Your answer should be one number: how many lines below hold the word "fill".
______________________________
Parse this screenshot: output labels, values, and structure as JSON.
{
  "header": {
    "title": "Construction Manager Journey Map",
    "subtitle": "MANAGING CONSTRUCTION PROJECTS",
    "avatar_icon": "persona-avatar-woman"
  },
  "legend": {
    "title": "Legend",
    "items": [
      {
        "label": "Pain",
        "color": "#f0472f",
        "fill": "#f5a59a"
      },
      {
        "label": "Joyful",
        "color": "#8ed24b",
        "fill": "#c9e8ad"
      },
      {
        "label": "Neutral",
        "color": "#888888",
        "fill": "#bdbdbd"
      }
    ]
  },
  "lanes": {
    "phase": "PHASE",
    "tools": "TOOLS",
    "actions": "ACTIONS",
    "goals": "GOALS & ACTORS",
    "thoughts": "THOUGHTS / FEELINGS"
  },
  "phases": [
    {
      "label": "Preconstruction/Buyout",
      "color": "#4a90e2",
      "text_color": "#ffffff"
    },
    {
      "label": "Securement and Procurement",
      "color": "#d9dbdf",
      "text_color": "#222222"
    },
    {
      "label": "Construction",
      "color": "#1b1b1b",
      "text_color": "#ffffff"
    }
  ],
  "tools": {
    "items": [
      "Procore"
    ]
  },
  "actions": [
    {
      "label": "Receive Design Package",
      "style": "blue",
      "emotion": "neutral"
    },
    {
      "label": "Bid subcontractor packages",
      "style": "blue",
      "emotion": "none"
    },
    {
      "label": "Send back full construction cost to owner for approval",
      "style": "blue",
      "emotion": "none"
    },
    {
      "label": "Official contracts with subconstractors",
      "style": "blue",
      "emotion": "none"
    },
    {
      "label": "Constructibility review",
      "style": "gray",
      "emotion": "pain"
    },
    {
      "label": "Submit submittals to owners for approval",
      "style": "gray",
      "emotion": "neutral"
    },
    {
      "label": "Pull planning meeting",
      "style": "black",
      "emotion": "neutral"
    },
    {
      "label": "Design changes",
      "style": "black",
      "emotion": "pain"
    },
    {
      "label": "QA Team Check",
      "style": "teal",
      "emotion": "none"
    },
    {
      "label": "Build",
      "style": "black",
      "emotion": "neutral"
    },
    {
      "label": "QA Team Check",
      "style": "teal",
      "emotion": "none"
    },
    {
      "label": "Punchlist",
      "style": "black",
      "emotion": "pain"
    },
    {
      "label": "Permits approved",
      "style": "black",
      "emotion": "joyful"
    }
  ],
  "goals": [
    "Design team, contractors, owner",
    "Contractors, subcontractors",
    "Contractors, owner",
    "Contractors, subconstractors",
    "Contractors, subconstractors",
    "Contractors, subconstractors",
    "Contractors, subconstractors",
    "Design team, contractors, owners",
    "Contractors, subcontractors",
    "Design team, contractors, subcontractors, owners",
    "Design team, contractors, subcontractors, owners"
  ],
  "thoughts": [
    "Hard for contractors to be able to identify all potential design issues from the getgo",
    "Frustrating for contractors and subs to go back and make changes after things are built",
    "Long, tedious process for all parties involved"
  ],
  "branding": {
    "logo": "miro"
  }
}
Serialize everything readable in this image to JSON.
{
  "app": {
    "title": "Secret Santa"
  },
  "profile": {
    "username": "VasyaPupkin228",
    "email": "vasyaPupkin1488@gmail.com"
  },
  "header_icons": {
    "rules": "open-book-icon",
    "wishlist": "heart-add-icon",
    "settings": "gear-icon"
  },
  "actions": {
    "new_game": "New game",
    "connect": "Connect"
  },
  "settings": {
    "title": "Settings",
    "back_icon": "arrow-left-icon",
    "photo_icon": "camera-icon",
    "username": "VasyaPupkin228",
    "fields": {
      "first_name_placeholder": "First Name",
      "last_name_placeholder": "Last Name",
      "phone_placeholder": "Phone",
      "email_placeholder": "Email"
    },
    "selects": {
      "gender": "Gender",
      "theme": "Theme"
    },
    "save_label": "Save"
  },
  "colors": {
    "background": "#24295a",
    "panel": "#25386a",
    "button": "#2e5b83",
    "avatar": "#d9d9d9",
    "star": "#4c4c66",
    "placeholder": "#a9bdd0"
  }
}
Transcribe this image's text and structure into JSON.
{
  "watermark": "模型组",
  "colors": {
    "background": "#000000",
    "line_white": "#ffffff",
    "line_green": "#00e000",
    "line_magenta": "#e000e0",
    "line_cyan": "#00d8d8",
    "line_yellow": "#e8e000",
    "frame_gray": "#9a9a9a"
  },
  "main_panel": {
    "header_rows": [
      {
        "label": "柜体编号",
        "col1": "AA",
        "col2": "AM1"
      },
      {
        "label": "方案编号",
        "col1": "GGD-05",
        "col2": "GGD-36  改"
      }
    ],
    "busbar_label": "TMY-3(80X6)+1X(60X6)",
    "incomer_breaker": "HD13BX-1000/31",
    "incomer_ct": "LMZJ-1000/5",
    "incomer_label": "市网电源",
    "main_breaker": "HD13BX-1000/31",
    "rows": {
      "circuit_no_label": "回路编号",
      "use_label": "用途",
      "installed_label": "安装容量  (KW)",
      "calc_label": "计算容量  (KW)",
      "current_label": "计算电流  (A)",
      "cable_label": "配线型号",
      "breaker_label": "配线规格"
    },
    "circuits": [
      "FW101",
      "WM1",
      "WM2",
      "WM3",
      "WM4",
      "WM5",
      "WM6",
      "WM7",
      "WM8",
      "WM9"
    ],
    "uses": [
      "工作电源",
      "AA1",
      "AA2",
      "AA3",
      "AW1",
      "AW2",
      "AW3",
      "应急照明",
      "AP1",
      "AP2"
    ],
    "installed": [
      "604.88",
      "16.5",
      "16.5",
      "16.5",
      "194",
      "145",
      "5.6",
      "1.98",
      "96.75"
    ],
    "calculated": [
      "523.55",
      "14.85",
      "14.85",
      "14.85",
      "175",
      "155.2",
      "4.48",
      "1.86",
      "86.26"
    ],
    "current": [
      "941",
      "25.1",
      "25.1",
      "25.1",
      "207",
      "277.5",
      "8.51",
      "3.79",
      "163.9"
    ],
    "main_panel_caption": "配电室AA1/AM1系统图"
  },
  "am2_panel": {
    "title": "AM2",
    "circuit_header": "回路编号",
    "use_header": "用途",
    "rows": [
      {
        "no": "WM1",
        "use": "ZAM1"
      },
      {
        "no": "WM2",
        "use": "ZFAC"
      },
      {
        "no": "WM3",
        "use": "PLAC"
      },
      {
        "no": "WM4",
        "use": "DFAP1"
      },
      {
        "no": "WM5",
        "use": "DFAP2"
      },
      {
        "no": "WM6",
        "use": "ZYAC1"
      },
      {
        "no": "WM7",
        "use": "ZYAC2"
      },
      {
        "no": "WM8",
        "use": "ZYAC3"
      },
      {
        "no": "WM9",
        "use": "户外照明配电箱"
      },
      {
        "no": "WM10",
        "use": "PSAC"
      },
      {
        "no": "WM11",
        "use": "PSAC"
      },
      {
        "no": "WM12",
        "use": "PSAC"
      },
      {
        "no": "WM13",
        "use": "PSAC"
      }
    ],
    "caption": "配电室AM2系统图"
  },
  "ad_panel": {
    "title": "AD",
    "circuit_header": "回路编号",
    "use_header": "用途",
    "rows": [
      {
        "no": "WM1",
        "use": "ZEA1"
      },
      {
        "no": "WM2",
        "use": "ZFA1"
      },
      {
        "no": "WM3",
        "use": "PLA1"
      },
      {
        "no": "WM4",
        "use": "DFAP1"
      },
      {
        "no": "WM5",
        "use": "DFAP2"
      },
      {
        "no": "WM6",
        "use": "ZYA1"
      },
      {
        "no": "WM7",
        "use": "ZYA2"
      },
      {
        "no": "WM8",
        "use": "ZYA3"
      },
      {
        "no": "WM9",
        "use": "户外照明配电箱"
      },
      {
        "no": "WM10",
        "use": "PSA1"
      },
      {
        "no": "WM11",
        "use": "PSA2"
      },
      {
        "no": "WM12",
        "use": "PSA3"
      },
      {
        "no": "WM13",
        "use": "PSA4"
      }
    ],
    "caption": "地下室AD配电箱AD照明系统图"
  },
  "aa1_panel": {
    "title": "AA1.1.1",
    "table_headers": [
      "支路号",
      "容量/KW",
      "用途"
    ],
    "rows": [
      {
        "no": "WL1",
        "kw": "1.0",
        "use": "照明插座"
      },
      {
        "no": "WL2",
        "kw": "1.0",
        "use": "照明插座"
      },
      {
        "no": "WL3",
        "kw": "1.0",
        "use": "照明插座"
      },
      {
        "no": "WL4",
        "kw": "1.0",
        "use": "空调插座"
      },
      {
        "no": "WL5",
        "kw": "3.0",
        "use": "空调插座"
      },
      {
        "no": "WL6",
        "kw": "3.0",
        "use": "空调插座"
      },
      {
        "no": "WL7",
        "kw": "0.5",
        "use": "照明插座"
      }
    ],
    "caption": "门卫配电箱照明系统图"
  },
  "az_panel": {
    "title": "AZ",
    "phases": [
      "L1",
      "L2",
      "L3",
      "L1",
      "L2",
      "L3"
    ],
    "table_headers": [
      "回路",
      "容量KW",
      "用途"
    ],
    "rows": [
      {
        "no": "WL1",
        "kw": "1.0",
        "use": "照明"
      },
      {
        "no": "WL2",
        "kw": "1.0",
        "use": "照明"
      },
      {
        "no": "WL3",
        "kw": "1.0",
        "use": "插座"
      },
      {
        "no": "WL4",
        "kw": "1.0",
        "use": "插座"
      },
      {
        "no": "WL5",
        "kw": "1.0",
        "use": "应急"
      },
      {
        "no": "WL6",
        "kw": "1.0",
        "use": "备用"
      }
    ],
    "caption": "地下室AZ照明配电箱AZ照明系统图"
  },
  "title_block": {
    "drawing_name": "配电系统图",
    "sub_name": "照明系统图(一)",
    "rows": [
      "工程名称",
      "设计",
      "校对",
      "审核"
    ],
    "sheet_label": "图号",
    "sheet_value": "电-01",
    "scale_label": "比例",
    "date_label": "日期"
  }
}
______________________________
Expected output → 3